Return all of the entries exactly, with nothing added or left out.
╭─ DATA FOR THIS TASK
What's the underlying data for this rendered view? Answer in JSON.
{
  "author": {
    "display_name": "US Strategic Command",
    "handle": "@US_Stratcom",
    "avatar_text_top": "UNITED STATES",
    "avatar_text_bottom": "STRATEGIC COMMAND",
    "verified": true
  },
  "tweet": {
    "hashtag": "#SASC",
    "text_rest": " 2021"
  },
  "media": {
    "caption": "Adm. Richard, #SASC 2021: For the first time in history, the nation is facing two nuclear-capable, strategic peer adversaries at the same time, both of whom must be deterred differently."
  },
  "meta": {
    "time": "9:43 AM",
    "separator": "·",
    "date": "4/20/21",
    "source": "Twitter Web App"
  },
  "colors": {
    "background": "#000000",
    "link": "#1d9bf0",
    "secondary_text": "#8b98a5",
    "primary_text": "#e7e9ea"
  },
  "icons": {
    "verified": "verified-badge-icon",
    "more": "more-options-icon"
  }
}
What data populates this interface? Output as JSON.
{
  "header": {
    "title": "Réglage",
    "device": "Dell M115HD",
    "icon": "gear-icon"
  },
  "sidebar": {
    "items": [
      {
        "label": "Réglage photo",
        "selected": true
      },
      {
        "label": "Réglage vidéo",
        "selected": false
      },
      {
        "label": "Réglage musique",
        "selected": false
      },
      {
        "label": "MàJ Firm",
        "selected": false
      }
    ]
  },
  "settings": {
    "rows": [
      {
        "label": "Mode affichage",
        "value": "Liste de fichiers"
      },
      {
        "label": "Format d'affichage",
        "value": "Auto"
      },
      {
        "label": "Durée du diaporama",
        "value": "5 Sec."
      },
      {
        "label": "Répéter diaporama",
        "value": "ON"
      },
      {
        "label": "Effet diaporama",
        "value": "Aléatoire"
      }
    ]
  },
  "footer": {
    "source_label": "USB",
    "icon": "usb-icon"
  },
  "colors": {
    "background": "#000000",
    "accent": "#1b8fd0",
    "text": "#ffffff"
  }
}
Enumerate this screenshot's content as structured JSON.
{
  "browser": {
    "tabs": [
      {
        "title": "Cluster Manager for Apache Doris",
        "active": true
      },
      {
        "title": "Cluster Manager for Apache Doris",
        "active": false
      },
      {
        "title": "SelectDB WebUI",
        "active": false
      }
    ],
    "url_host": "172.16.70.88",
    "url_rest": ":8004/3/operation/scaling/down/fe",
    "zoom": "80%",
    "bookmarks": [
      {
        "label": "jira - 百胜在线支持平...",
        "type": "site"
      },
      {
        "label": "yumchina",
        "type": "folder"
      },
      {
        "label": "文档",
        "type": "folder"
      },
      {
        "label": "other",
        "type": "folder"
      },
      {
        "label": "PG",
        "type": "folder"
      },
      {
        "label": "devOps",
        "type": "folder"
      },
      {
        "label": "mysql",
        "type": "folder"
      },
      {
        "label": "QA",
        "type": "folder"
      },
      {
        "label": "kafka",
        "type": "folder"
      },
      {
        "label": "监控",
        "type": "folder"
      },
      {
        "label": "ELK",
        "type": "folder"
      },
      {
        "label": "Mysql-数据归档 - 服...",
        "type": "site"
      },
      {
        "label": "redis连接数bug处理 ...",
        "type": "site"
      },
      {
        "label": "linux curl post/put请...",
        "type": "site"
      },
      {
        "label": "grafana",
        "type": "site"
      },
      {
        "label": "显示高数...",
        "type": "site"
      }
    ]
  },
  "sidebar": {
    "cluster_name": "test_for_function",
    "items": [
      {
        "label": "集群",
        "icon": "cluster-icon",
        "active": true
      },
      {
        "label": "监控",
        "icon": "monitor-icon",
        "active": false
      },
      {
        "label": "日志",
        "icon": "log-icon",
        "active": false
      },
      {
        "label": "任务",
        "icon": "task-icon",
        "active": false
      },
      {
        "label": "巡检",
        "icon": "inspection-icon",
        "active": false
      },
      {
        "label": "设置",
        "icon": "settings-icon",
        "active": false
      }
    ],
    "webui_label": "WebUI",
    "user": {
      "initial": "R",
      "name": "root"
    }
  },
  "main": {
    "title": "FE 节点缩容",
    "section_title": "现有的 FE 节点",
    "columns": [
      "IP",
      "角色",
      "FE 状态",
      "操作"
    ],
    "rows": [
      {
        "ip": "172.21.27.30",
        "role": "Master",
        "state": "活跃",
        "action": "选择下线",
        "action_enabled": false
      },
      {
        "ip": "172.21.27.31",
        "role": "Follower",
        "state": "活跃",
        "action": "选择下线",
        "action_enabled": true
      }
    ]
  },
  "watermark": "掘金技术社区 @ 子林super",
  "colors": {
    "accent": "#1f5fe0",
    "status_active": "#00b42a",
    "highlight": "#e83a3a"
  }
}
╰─
■ **ANSWER BOX**:
What's the underlying data for this rendered view? Answer in JSON.
{
  "author": {
    "display_name": "US Strategic Command",
    "handle": "@US_Stratcom",
    "avatar_text_top": "UNITED STATES",
    "avatar_text_bottom": "STRATEGIC COMMAND",
    "verified": true
  },
  "tweet": {
    "hashtag": "#SASC",
    "text_rest": " 2021"
  },
  "media": {
    "caption": "Adm. Richard, #SASC 2021: For the first time in history, the nation is facing two nuclear-capable, strategic peer adversaries at the same time, both of whom must be deterred differently."
  },
  "meta": {
    "time": "9:43 AM",
    "separator": "·",
    "date": "4/20/21",
    "source": "Twitter Web App"
  },
  "colors": {
    "background": "#000000",
    "link": "#1d9bf0",
    "secondary_text": "#8b98a5",
    "primary_text": "#e7e9ea"
  },
  "icons": {
    "verified": "verified-badge-icon",
    "more": "more-options-icon"
  }
}
What data populates this interface? Output as JSON.
{
  "header": {
    "title": "Réglage",
    "device": "Dell M115HD",
    "icon": "gear-icon"
  },
  "sidebar": {
    "items": [
      {
        "label": "Réglage photo",
        "selected": true
      },
      {
        "label": "Réglage vidéo",
        "selected": false
      },
      {
        "label": "Réglage musique",
        "selected": false
      },
      {
        "label": "MàJ Firm",
        "selected": false
      }
    ]
  },
  "settings": {
    "rows": [
      {
        "label": "Mode affichage",
        "value": "Liste de fichiers"
      },
      {
        "label": "Format d'affichage",
        "value": "Auto"
      },
      {
        "label": "Durée du diaporama",
        "value": "5 Sec."
      },
      {
        "label": "Répéter diaporama",
        "value": "ON"
      },
      {
        "label": "Effet diaporama",
        "value": "Aléatoire"
      }
    ]
  },
  "footer": {
    "source_label": "USB",
    "icon": "usb-icon"
  },
  "colors": {
    "background": "#000000",
    "accent": "#1b8fd0",
    "text": "#ffffff"
  }
}
Enumerate this screenshot's content as structured JSON.
{
  "browser": {
    "tabs": [
      {
        "title": "Cluster Manager for Apache Doris",
        "active": true
      },
      {
        "title": "Cluster Manager for Apache Doris",
        "active": false
      },
      {
        "title": "SelectDB WebUI",
        "active": false
      }
    ],
    "url_host": "172.16.70.88",
    "url_rest": ":8004/3/operation/scaling/down/fe",
    "zoom": "80%",
    "bookmarks": [
      {
        "label": "jira - 百胜在线支持平...",
        "type": "site"
      },
      {
        "label": "yumchina",
        "type": "folder"
      },
      {
        "label": "文档",
        "type": "folder"
      },
      {
        "label": "other",
        "type": "folder"
      },
      {
        "label": "PG",
        "type": "folder"
      },
      {
        "label": "devOps",
        "type": "folder"
      },
      {
        "label": "mysql",
        "type": "folder"
      },
      {
        "label": "QA",
        "type": "folder"
      },
      {
        "label": "kafka",
        "type": "folder"
      },
      {
        "label": "监控",
        "type": "folder"
      },
      {
        "label": "ELK",
        "type": "folder"
      },
      {
        "label": "Mysql-数据归档 - 服...",
        "type": "site"
      },
      {
        "label": "redis连接数bug处理 ...",
        "type": "site"
      },
      {
        "label": "linux curl post/put请...",
        "type": "site"
      },
      {
        "label": "grafana",
        "type": "site"
      },
      {
        "label": "显示高数...",
        "type": "site"
      }
    ]
  },
  "sidebar": {
    "cluster_name": "test_for_function",
    "items": [
      {
        "label": "集群",
        "icon": "cluster-icon",
        "active": true
      },
      {
        "label": "监控",
        "icon": "monitor-icon",
        "active": false
      },
      {
        "label": "日志",
        "icon": "log-icon",
        "active": false
      },
      {
        "label": "任务",
        "icon": "task-icon",
        "active": false
      },
      {
        "label": "巡检",
        "icon": "inspection-icon",
        "active": false
      },
      {
        "label": "设置",
        "icon": "settings-icon",
        "active": false
      }
    ],
    "webui_label": "WebUI",
    "user": {
      "initial": "R",
      "name": "root"
    }
  },
  "main": {
    "title": "FE 节点缩容",
    "section_title": "现有的 FE 节点",
    "columns": [
      "IP",
      "角色",
      "FE 状态",
      "操作"
    ],
    "rows": [
      {
        "ip": "172.21.27.30",
        "role": "Master",
        "state": "活跃",
        "action": "选择下线",
        "action_enabled": false
      },
      {
        "ip": "172.21.27.31",
        "role": "Follower",
        "state": "活跃",
        "action": "选择下线",
        "action_enabled": true
      }
    ]
  },
  "watermark": "掘金技术社区 @ 子林super",
  "colors": {
    "accent": "#1f5fe0",
    "status_active": "#00b42a",
    "highlight": "#e83a3a"
  }
}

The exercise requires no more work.